    I can see the Creek from my window and because I work from home I watch what’s on it often(rather than doing some work!) and I think that the bridge normally goes up twice a day. The boats take sand and gravel in on the high tide and leave on the next. Because the cement works is always so busy they usually go twice a day. Does anyone know where they get the sand and gravel from?

  12. miffee says:

    I used to travel from East Greenwich to the Roan School for Girls, in the mid to late sixties. Creek Bridge was often opening on my schoolward journey, causing many a late arrival. It also seemed to get stuck on a fairly regular basis. One memorable morning we sat still on the bus for ages without moving, and the bus was finally redirected up Vanbrugh Hill and over the Heath and down Blackheath Hill. Upstairs on the 180 going up Vanbrugh Hill was fun! But the bus was as stable as ever.

  13. Mike says:

    @Martin – If you can handle the awful music this site comes with, it shows the transport company that supplies the sand (I didn’t hang around long enough to find out if they note where the sand comes from) and barges. There are even some shots of them travelling into Deptford Creek under the raised bridge.

  14. Anon says:

    Yep – as someone said, a couple of times a day.

    Other posters suggesting “traffic often grinds to a halt” are also correct.

    It may be environmentally friendly to shift concrete this way but this does not account for the amount of fumes that pump out from the traffic jam for the 2x10min hold up.

    The cement factory also pollutes the air with hazardous dust and ruins the road nearby with heavy trucks. Not to mention the damage to the riverwall as they turn into the Creek(and the odd bridge they crash into in central london – see press!).

    Alas this site is protected from development so it will remain polluting and causing nuisance.

  15. Mary says:

    The sand comes from Fringinghoe – that probably is the wrong spelling, but its near Wivenhoe. Prior’s took the crane there which was on the site before the present one – it was reckoned to be the oldest working crane in London. Don’t know what’s happened to it now.

  16. Meirion says:

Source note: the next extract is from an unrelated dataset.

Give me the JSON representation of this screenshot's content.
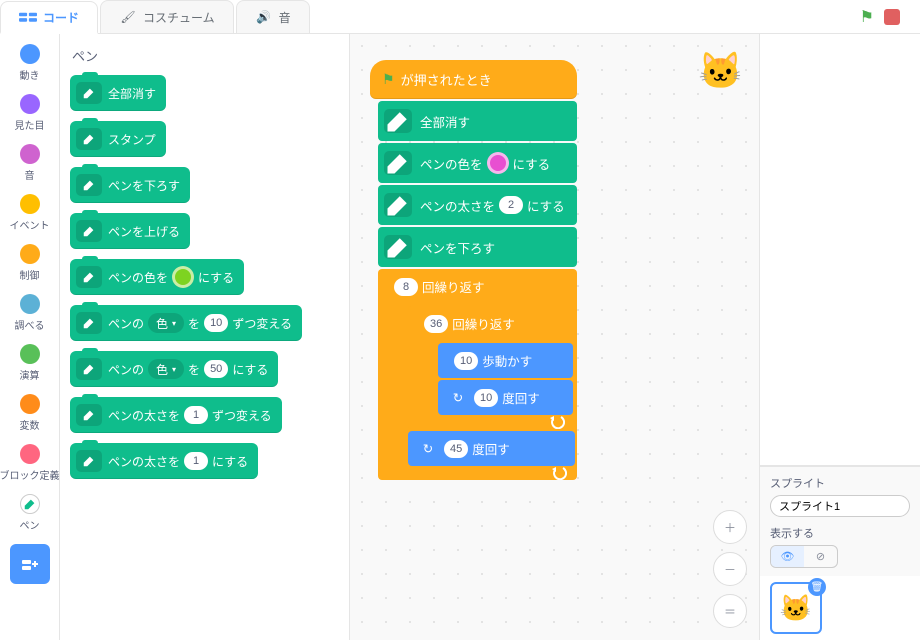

    The lifting railway bridge was built in 1836 and rebuilt in 1884 but until 1963 it had to be lifted by hand with a team of twelve men ratcheting it up over the course of an hour. (Great pic from 1932 of team lifting bridge at portcities website below) Then they leapt straight into the modern age with the new electric bridge – was Mumford Mills still taking deliveries by boat at that time? I suspect a combination of boat traffic dwindling on the upper reaches of the Ravensbourne and ease of putting down continuously welded rail put an end to it in the 1970s. Anyone ever see it lift since the 1970s?

  17. Dear Phantom.
    Have just dug out painting of the bridge when it had a small box like crane beside it.The painting is number 358 by the late John Christopherson (whose work was featured on BBC `s Antique Roadshow when it last came to Greenwich)John lived at Number 21 Westgrove Lane for about fifty years.Which has been subject of a major refurb in recent times,and won an award . Apart from another thirty paintings by JC I have sixty drawings of Greenwich houses and buildings. Might be fun to match them up with current photos. The painting is titled “Barge and Crane,Greenwich” completed 24th September 1966.